REQUIRED ACTION:
Report all lines from the entries below in which "帮我分别总结这几个文件的内容" appears.

DATASET EXCERPTS:
────────────────────
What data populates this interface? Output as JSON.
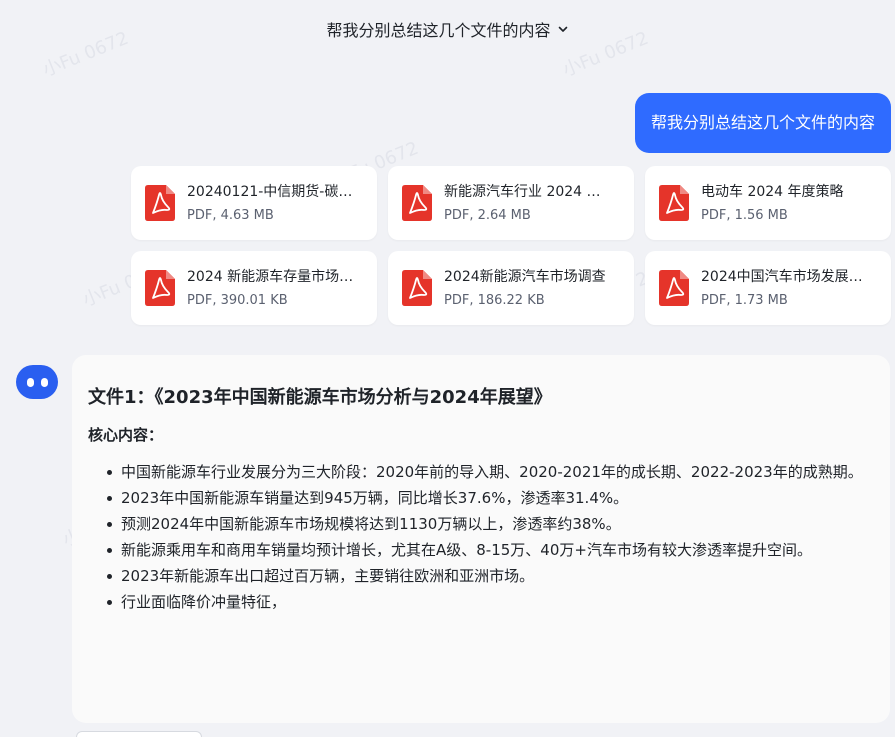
{
  "header": {
    "title": "帮我分别总结这几个文件的内容"
  },
  "user_message": {
    "text": "帮我分别总结这几个文件的内容"
  },
  "files": [
    {
      "name": "20240121-中信期货-碳…",
      "size": "PDF, 4.63 MB"
    },
    {
      "name": "新能源汽车行业 2024 …",
      "size": "PDF, 2.64 MB"
    },
    {
      "name": "电动车 2024 年度策略",
      "size": "PDF, 1.56 MB"
    },
    {
      "name": "2024 新能源车存量市场…",
      "size": "PDF, 390.01 KB"
    },
    {
      "name": "2024新能源汽车市场调查",
      "size": "PDF, 186.22 KB"
    },
    {
      "name": "2024中国汽车市场发展…",
      "size": "PDF, 1.73 MB"
    }
  ],
  "answer": {
    "title": "文件1：《2023年中国新能源车市场分析与2024年展望》",
    "subtitle": "核心内容：",
    "bullets": [
      "中国新能源车行业发展分为三大阶段：2020年前的导入期、2020-2021年的成长期、2022-2023年的成熟期。",
      "2023年中国新能源车销量达到945万辆，同比增长37.6%，渗透率31.4%。",
      "预测2024年中国新能源车市场规模将达到1130万辆以上，渗透率约38%。",
      "新能源乘用车和商用车销量均预计增长，尤其在A级、8-15万、40万+汽车市场有较大渗透率提升空间。",
      "2023年新能源车出口超过百万辆，主要销往欧洲和亚洲市场。",
      "行业面临降价冲量特征，"
    ]
  },
  "watermark": "小Fu 0672",
  "colors": {
    "accent": "#2f6bff",
    "pdf_red": "#e5342a"
  },
  "icons": {
    "file": "pdf-icon",
    "assistant": "assistant-avatar-icon",
    "dropdown": "chevron-down-icon"
  }
}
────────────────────
REPLY:
    "title": "帮我分别总结这几个文件的内容"
    "text": "帮我分别总结这几个文件的内容"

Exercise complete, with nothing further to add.